All this is brought across without a single dialogue, and only through Alia Bhatt's body language and facial expressions. This shows what a brilliant performer she is for any role in any film, and no questions asked.

Shamsu, the mother, is no ordinary woman either. She lives in the neighbouring chawl and keeps an eye on her harassed daughter. She runs a small-time food delivery business which becomes a big success.

A sub-plot which livens the dark scenario comes across in Shamsu's relationship with her business partner, the handsome Zulfi (Roshan Mathew). He dreams of becoming a successful writer for Bollywood films but ends up selling stolen goods. Though we are led to believe that he has the keen eye for Badru, it turns out that he actually loves Shamsu. The brilliant Shefali Shah seals this confession with a deep kiss, taking him more by shock than surprise.

This is clearly an actor's film. Each of them, irrespective of the size of their role, screen time or dialogue, has given incredibly realistic performances. The woman living below Badru and Hamza's flat, runs a beauty parlour. She comments on Badru's stupidity.

Shamsu buys old stolen goods from Zulfi before they partner in a rising business in home-delivered meals, a big hit with the local police staff. These are some of the light moments that liven up the dark subject instead of turning the film into a dark, depressing story.

The art direction raises questions about the apartment shared by the main couple. It appears more spacious and well-furnished than Shamsu's small room, and does not quite fit into a 'chawl type' as we know it.

The music is quite good and is paced well. Vijay Varma as Hamza is a scream. Darlings has been released on an OTT platform but one imagines it would have done well with a theatrical release as well.
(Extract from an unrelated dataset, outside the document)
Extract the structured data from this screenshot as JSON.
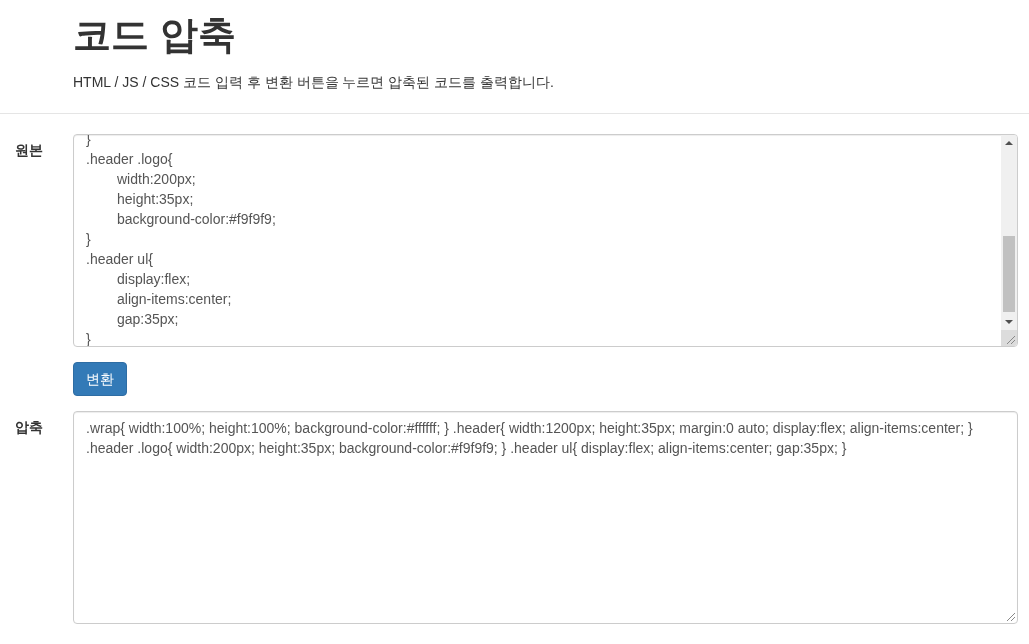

Darlings, pleej pleej watch this cinema. They are wonderfuls.